I never really knew where we would fit into this awareness month until January 2020 when Henry, Hope’s baby brother, was denied entrance to an age-appropriate preschool because of his upper limb difference.
There is no greater gift you can give this World Down Syndrome Day than to consider whether you have room to shift your perspective on what makes a person valuable and what you or your family can do with this privilege.
In the spirit of virtual advocacy, this year we accepted the new NDSS 32.1-mile challenge, which kicks off tomorrow and runs for three weeks. Matt will be rowing his way to 32.1 miles and I’ll be on our Peloton bike, riding under the #Racingfor321 tag. (If you’re on Peloton, please join us!!!)

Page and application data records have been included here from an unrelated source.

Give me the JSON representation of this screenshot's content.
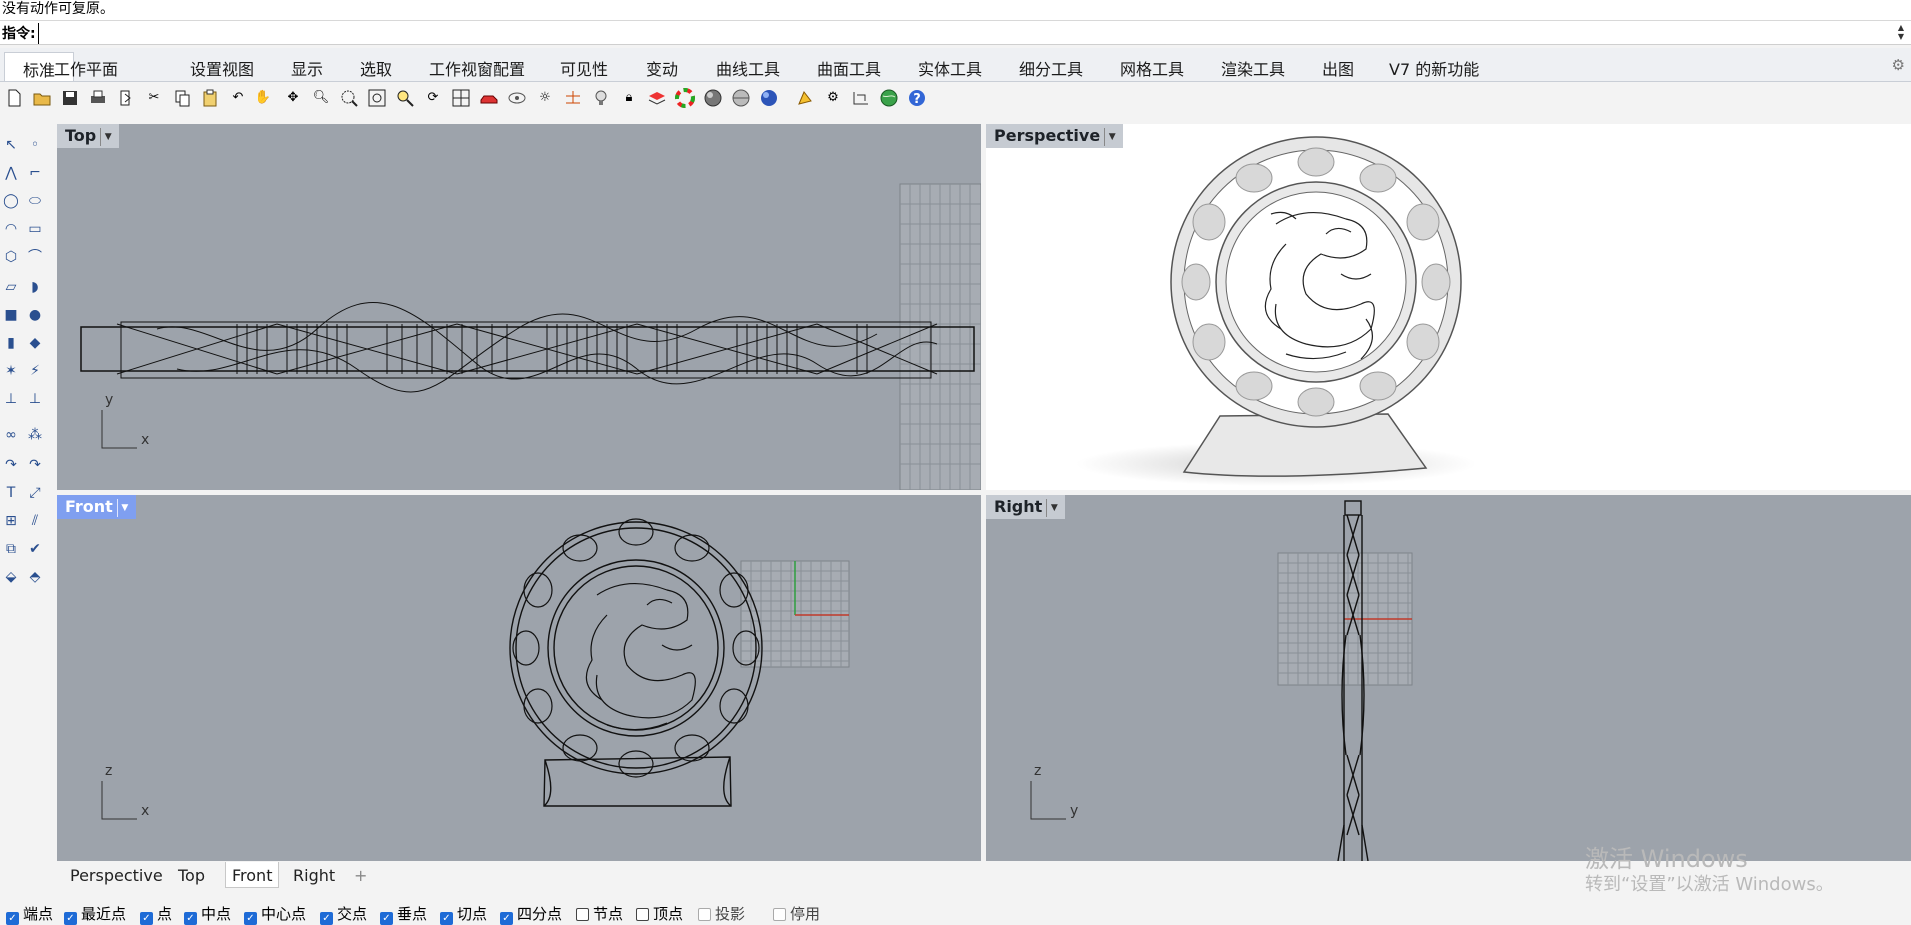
{
  "history": {
    "text": "没有动作可复原。"
  },
  "command": {
    "label": "指令:",
    "value": ""
  },
  "tabs": [
    {
      "label": "标准",
      "active": true
    },
    {
      "label": "工作平面"
    },
    {
      "label": "设置视图"
    },
    {
      "label": "显示"
    },
    {
      "label": "选取"
    },
    {
      "label": "工作视窗配置"
    },
    {
      "label": "可见性"
    },
    {
      "label": "变动"
    },
    {
      "label": "曲线工具"
    },
    {
      "label": "曲面工具"
    },
    {
      "label": "实体工具"
    },
    {
      "label": "细分工具"
    },
    {
      "label": "网格工具"
    },
    {
      "label": "渲染工具"
    },
    {
      "label": "出图"
    },
    {
      "label": "V7 的新功能"
    }
  ],
  "toolbar_icons": [
    "new-file-icon",
    "open-folder-icon",
    "save-icon",
    "print-icon",
    "import-icon",
    "cut-icon",
    "copy-icon",
    "paste-icon",
    "undo-icon",
    "pan-hand-icon",
    "rotate-view-icon",
    "zoom-icon",
    "zoom-window-icon",
    "zoom-extents-icon",
    "zoom-selected-icon",
    "rotate-camera-icon",
    "viewport-grid-icon",
    "car-icon",
    "named-views-icon",
    "sun-icon",
    "cplane-icon",
    "light-bulb-icon",
    "lock-icon",
    "layer-icon",
    "color-wheel-icon",
    "sphere-shaded-icon",
    "sphere-rendered-icon",
    "sphere-blue-icon",
    "spotlight-icon",
    "gear-settings-icon",
    "dimension-icon",
    "globe-icon",
    "help-icon"
  ],
  "left_tool_icons": [
    "select-arrow-icon",
    "point-icon",
    "polyline-icon",
    "curve-control-icon",
    "circle-icon",
    "ellipse-icon",
    "arc-icon",
    "rectangle-icon",
    "polygon-icon",
    "fillet-curve-icon",
    "surface-icon",
    "loft-icon",
    "box-icon",
    "sphere-icon",
    "cylinder-icon",
    "plane-icon",
    "transform-icon",
    "extrude-icon",
    "boolean-icon",
    "point-cloud-icon",
    "join-curve-icon",
    "offset-icon",
    "text-icon",
    "dimension-tool-icon",
    "array-icon",
    "mirror-icon",
    "grid-array-icon",
    "split-icon",
    "bend-icon",
    "check-icon",
    "analyze-icon",
    "render-icon"
  ],
  "viewports": {
    "top": {
      "title": "Top",
      "axis_a": "y",
      "axis_b": "x"
    },
    "perspective": {
      "title": "Perspective"
    },
    "front": {
      "title": "Front",
      "axis_a": "z",
      "axis_b": "x",
      "active": true
    },
    "right": {
      "title": "Right",
      "axis_a": "z",
      "axis_b": "y"
    }
  },
  "viewport_tabs": [
    {
      "label": "Perspective"
    },
    {
      "label": "Top"
    },
    {
      "label": "Front",
      "active": true
    },
    {
      "label": "Right"
    }
  ],
  "viewport_tab_add": "+",
  "snaps": [
    {
      "label": "端点",
      "checked": true
    },
    {
      "label": "最近点",
      "checked": true
    },
    {
      "label": "点",
      "checked": true
    },
    {
      "label": "中点",
      "checked": true
    },
    {
      "label": "中心点",
      "checked": true
    },
    {
      "label": "交点",
      "checked": true
    },
    {
      "label": "垂点",
      "checked": true
    },
    {
      "label": "切点",
      "checked": true
    },
    {
      "label": "四分点",
      "checked": true
    },
    {
      "label": "节点",
      "checked": false
    },
    {
      "label": "顶点",
      "checked": false
    },
    {
      "label": "投影",
      "checked": false,
      "disabled": true
    },
    {
      "label": "停用",
      "checked": false,
      "disabled": true
    }
  ],
  "watermark": {
    "line1": "激活 Windows",
    "line2": "转到“设置”以激活 Windows。"
  },
  "colors": {
    "viewport_bg": "#9da3ab",
    "active_title": "#7f9ff0",
    "checkbox": "#1e6bd6",
    "axis_x": "#c0392b",
    "axis_y": "#2e9e3e"
  }
}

Instead of being scared by tests and appointments, just buckle up and enjoy the crazy ride, because whether your pregnancy is typical or not, your baby will thrive if you smile, laugh, throw your arms up, and declare an unconditional love.
Take a moment to enjoy the beauty of Hope’s fifth year, which has been our true blessing to witness. Happy 5th birthday, Hope!!

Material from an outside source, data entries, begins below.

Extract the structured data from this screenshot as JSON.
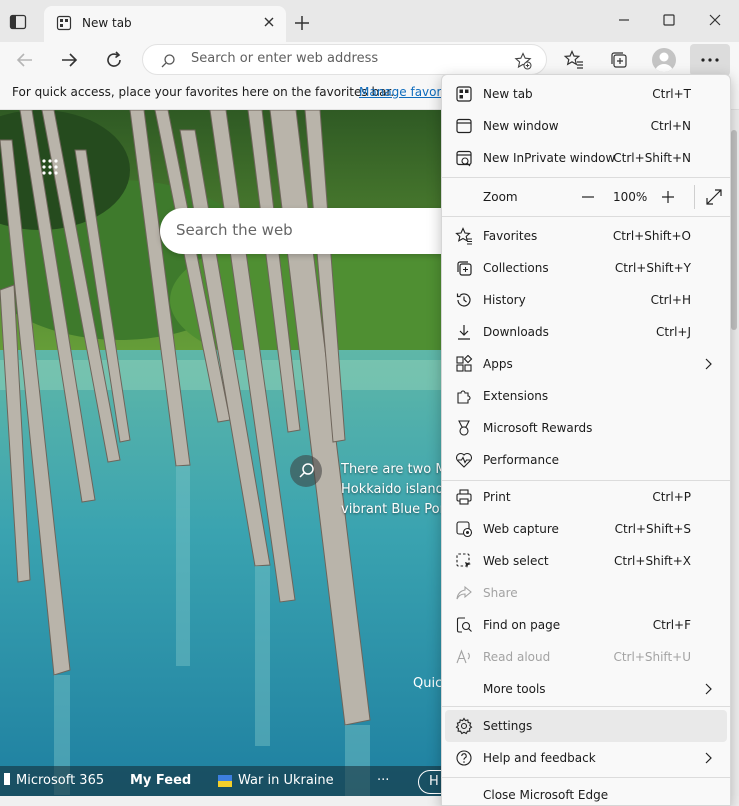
{
  "tab": {
    "title": "New tab"
  },
  "address_bar": {
    "placeholder": "Search or enter web address"
  },
  "favorites_bar": {
    "text": "For quick access, place your favorites here on the favorites bar.",
    "link": "Manage favorites now"
  },
  "ntp": {
    "search_placeholder": "Search the web",
    "caption_lines": [
      "There are two M",
      "Hokkaido island",
      "vibrant Blue Pon"
    ],
    "quick_label": "Quick links",
    "strip": {
      "m365": "Microsoft 365",
      "feed": "My Feed",
      "ukraine": "War in Ukraine",
      "more": "···",
      "pill": "H"
    }
  },
  "menu": {
    "items": [
      {
        "label": "New tab",
        "shortcut": "Ctrl+T",
        "icon": "new-tab-icon"
      },
      {
        "label": "New window",
        "shortcut": "Ctrl+N",
        "icon": "window-icon"
      },
      {
        "label": "New InPrivate window",
        "shortcut": "Ctrl+Shift+N",
        "icon": "inprivate-icon"
      },
      {
        "label": "Favorites",
        "shortcut": "Ctrl+Shift+O",
        "icon": "favorites-icon"
      },
      {
        "label": "Collections",
        "shortcut": "Ctrl+Shift+Y",
        "icon": "collections-icon"
      },
      {
        "label": "History",
        "shortcut": "Ctrl+H",
        "icon": "history-icon"
      },
      {
        "label": "Downloads",
        "shortcut": "Ctrl+J",
        "icon": "download-icon"
      },
      {
        "label": "Apps",
        "shortcut": "",
        "icon": "apps-icon"
      },
      {
        "label": "Extensions",
        "shortcut": "",
        "icon": "extensions-icon"
      },
      {
        "label": "Microsoft Rewards",
        "shortcut": "",
        "icon": "rewards-icon"
      },
      {
        "label": "Performance",
        "shortcut": "",
        "icon": "performance-icon"
      },
      {
        "label": "Print",
        "shortcut": "Ctrl+P",
        "icon": "print-icon"
      },
      {
        "label": "Web capture",
        "shortcut": "Ctrl+Shift+S",
        "icon": "web-capture-icon"
      },
      {
        "label": "Web select",
        "shortcut": "Ctrl+Shift+X",
        "icon": "web-select-icon"
      },
      {
        "label": "Share",
        "shortcut": "",
        "icon": "share-icon"
      },
      {
        "label": "Find on page",
        "shortcut": "Ctrl+F",
        "icon": "find-icon"
      },
      {
        "label": "Read aloud",
        "shortcut": "Ctrl+Shift+U",
        "icon": "read-aloud-icon"
      },
      {
        "label": "More tools",
        "shortcut": "",
        "icon": "more-tools-icon"
      },
      {
        "label": "Settings",
        "shortcut": "",
        "icon": "settings-icon"
      },
      {
        "label": "Help and feedback",
        "shortcut": "",
        "icon": "help-icon"
      },
      {
        "label": "Close Microsoft Edge",
        "shortcut": "",
        "icon": "close-edge-icon"
      }
    ],
    "zoom": {
      "label": "Zoom",
      "value": "100%"
    }
  }
}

Hope’s equitable place in this world hinges on your ability to control the urge to return to a time that no longer exists. If you can’t do this for yourself, do it for Hope. I promise, when the time comes, she will reciprocate ten-fold the love you’ve shown her in this moment.

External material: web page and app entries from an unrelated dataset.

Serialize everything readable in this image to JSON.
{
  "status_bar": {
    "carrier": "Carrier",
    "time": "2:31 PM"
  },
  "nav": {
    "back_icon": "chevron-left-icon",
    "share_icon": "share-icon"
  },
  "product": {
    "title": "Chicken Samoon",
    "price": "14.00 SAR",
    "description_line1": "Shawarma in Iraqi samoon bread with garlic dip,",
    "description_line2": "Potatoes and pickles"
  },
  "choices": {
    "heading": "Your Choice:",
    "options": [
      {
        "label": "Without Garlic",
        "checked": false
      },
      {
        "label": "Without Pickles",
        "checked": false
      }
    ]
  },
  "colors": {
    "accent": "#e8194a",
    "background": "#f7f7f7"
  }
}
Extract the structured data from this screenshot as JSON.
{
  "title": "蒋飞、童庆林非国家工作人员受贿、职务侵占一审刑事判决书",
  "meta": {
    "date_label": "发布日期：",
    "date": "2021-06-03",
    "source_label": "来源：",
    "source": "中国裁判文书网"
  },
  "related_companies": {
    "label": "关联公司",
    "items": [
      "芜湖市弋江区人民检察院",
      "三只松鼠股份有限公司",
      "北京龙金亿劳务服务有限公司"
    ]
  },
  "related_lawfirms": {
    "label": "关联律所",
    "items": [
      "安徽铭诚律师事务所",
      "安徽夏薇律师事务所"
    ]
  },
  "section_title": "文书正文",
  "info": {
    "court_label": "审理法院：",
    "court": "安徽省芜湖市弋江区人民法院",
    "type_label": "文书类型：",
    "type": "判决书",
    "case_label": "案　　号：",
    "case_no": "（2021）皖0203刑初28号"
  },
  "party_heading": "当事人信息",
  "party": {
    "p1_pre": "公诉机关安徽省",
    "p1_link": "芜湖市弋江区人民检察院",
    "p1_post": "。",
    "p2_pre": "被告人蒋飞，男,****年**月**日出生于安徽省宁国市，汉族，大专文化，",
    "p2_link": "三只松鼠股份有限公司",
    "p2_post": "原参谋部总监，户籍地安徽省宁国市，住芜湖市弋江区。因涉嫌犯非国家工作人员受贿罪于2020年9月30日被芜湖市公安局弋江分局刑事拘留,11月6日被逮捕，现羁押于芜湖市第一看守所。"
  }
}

Happy Down Syndrome Awareness Month! We advocate not because we want to, but because we need to. We celebrate because we can. Thank you for celebrating with us this year!
This is the story of a playdate. The playdate. Our children’s first, actual playdate since the term “social distancing” became a mainstay in our vocabularies, a progression from the stay-at-home orders that were put in place in March. This was our one and only playdate of the summer.
While most of our time home during the pandemic has been flooded with good intentions and expertise, there is little evidence-based guidance to draw from during what we all know is this “unprecedented time.”
Maybe you discover that it really doesn’t matter if your preschooler can tell the difference between a square and a rectangle, considering she conquered the potty and straw drinking on your watch since being home during the COVID-19 outbreak.